“We are very pleased to see that,” Sheriff Paul Sigsworth said. “We try to be proactive and be visible. We try to maintain some kind of visibility in the rural parts of the county.”
The sheriff credits the relationship with township trustees and Margaretta Local Schools with helping deputies investigate burglaries and break-ins since there are substations throughout the county. That means officers can report directly there at the beginning of their shifts instead of at the main station in Sandusky.
“That cuts down dramatically on the response team in the rural parts of the county,” Sigsworth said.
Meanwhile, deputies received 164 reports of drug offenses last year, which represents a 41-percent increase from 2016 to 2017, according to the annual report. These reports could include arrests, warnings or a complainant reporting a suspicion of drug- and/or narcotics-related activity.
Sigsworth said deputies “are very active” and make arrests during traffic stops, which often lead to drug charges.
But there often is a connection between drug offenses and burglaries or break-ins.
“Generally, it’s drug-fueled,” Sigsworth said.
That means a suspect often might be breaking into a residence or business to steal something which can be sold for drug money.
“With those types of crime that’s often the motive,” Sigsworth said.
Also, the sheriff said it’s often determined that “one person ends up being responsible” for multiple break-ins or burglaries as part of a crime spree, so making one arrest will clear several cases at once.
The amount of sex-related crimes reported in Erie County were the same in 2016 and 2017 at 32.

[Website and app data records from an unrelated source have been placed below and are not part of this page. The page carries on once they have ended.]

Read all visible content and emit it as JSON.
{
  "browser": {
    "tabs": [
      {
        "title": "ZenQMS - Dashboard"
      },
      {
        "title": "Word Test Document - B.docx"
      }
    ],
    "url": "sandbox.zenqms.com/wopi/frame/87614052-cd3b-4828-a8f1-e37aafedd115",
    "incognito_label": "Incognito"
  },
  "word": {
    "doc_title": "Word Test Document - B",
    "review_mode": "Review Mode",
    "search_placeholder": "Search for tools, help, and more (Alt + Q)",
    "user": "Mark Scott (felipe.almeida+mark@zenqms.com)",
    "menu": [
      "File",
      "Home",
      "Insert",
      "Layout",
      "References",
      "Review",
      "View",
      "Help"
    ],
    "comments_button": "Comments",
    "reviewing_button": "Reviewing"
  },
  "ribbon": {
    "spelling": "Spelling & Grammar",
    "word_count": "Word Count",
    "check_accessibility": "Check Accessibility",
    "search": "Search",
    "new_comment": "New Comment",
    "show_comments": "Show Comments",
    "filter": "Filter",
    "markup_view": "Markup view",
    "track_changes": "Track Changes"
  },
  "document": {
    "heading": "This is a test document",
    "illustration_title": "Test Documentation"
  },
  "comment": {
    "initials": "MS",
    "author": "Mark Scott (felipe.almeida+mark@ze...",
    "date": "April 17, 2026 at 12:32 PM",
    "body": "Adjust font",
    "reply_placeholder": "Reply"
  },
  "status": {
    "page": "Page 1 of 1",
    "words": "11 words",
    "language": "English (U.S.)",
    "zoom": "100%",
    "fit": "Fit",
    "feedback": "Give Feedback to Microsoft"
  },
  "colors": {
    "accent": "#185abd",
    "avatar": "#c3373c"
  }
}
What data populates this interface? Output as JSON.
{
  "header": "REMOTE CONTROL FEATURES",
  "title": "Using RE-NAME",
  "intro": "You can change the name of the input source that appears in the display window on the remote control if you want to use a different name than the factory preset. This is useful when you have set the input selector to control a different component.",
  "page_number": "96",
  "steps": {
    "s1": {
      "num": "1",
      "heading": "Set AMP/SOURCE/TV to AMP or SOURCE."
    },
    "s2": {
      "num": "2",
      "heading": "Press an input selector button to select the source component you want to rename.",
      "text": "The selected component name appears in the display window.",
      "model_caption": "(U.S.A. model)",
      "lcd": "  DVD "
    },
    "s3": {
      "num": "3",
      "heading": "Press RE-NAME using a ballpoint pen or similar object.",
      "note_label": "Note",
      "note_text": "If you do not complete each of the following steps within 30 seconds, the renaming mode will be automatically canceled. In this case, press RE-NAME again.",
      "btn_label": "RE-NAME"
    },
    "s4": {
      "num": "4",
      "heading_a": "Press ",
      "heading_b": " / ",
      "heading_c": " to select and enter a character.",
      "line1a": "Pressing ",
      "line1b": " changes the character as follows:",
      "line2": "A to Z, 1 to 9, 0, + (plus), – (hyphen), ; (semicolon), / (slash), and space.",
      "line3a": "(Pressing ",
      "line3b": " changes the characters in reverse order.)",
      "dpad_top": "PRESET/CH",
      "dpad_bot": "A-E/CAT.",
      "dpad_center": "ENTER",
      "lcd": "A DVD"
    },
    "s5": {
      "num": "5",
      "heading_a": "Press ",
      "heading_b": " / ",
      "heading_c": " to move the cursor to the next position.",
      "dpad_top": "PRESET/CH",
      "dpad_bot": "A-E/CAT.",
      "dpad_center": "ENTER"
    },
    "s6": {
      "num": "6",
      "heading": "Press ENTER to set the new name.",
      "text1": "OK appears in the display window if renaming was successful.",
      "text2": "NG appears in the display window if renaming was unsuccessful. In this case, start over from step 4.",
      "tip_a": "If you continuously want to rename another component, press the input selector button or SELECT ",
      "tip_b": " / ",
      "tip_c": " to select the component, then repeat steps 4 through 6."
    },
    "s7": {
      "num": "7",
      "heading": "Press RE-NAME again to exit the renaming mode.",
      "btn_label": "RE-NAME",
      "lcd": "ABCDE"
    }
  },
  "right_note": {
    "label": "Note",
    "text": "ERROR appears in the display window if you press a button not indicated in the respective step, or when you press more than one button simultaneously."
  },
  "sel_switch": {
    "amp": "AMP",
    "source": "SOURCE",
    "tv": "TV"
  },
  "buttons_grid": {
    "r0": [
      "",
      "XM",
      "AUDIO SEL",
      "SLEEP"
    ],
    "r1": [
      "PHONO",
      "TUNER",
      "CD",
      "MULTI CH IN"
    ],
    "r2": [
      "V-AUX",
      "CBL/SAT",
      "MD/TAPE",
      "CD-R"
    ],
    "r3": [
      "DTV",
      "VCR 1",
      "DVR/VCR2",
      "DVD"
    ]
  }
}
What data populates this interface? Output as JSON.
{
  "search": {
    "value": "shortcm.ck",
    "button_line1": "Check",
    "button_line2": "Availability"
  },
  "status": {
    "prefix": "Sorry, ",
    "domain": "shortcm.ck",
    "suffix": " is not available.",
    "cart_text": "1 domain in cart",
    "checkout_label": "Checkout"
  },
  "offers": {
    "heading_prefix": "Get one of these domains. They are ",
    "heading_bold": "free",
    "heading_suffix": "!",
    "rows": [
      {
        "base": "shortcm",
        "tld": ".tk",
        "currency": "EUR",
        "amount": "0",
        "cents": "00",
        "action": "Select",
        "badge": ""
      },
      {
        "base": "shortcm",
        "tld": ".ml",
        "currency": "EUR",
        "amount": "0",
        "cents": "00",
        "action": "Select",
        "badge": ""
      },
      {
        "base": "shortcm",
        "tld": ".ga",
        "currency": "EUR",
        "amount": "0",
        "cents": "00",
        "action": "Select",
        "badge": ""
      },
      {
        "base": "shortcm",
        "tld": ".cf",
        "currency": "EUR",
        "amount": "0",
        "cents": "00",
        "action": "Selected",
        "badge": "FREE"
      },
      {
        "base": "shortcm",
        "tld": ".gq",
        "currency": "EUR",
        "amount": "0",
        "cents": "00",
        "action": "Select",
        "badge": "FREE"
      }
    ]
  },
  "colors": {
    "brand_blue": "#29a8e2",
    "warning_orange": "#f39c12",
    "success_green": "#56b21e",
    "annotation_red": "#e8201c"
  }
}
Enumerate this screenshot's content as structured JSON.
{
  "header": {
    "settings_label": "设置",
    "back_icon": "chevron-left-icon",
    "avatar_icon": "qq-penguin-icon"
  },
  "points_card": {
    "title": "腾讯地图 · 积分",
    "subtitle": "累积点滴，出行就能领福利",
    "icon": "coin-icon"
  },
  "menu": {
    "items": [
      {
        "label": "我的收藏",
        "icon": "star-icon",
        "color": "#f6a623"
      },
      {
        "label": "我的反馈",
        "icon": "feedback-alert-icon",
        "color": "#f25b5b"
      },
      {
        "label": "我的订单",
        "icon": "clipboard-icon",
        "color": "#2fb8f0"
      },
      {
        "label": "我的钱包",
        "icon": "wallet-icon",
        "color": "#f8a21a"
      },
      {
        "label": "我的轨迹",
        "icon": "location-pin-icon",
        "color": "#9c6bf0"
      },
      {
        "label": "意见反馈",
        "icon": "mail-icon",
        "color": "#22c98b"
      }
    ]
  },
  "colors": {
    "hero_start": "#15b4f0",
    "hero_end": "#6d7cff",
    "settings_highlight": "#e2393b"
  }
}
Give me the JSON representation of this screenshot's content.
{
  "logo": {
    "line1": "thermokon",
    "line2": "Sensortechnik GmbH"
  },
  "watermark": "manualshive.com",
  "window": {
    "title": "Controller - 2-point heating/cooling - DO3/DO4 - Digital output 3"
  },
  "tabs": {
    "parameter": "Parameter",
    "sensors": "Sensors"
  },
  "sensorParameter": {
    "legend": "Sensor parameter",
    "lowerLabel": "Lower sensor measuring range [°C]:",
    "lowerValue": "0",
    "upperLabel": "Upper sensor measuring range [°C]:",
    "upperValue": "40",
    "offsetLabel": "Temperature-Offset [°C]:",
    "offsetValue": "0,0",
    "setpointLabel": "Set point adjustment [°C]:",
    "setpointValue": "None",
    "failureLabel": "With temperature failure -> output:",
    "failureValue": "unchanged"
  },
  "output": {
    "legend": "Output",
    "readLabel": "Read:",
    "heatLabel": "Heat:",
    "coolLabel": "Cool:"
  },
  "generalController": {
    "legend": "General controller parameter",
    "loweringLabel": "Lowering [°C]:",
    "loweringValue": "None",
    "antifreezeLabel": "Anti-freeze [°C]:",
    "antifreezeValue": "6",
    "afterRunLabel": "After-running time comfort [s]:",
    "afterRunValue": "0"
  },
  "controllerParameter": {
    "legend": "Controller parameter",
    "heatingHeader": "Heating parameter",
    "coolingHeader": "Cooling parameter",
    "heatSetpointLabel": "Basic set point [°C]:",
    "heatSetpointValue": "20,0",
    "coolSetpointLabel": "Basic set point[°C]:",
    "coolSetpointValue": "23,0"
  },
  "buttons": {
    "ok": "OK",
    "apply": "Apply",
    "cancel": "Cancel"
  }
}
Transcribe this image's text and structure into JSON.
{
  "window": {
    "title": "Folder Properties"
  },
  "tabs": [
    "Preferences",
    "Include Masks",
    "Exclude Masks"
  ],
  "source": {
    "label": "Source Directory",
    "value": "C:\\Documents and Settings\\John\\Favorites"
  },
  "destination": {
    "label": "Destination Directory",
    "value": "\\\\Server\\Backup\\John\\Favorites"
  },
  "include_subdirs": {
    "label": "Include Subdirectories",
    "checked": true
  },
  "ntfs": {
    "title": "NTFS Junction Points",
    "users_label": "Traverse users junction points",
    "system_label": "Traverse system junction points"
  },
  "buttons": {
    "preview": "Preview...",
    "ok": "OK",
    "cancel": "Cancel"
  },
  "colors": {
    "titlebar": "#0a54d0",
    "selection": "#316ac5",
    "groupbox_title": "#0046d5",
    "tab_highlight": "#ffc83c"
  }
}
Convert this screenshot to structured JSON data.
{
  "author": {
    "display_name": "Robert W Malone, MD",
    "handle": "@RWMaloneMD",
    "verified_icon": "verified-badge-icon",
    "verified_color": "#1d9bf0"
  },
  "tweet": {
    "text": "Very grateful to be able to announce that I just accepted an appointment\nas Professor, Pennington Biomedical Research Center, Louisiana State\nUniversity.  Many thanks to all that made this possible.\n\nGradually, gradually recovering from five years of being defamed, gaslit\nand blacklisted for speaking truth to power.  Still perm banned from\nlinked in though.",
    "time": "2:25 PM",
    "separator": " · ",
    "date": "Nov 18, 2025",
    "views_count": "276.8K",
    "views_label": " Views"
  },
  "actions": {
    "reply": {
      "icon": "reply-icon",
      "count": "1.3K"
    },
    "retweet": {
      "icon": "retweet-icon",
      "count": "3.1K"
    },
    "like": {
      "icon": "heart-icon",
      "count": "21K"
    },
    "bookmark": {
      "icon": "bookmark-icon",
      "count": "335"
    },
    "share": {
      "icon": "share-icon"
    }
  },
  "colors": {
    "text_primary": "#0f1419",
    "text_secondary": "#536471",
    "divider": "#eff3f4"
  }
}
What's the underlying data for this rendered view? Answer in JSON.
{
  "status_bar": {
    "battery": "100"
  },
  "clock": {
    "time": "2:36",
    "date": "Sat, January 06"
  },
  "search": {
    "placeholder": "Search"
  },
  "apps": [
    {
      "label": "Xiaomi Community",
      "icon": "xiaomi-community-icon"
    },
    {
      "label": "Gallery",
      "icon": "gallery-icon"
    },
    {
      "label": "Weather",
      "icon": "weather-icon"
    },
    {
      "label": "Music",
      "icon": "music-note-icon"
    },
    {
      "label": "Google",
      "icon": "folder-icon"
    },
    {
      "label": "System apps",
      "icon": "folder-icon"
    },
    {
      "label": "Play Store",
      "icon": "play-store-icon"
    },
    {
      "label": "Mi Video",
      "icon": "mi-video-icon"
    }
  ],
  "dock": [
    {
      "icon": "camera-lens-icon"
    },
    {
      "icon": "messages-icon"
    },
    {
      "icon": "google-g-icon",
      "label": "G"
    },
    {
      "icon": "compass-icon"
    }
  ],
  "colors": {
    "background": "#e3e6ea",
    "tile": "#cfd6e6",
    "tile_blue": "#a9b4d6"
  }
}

In 2017, there were 148 citations for driving under the influence. That’s a 13-percent increase from 2016, when 131 DUI reports were made.
“One is too many,” Sigsworth told the Reflector. “We do as much as we can.”
Unfortunately, the sheriff said there a lot of “hardcore, habitual” repeat offenders who, if they aren’t in jail, will end up driving even if their license has been suspended from a previous DUI conviction.
“Those individuals endanger everybody and need to be removed from the roadway,” he added.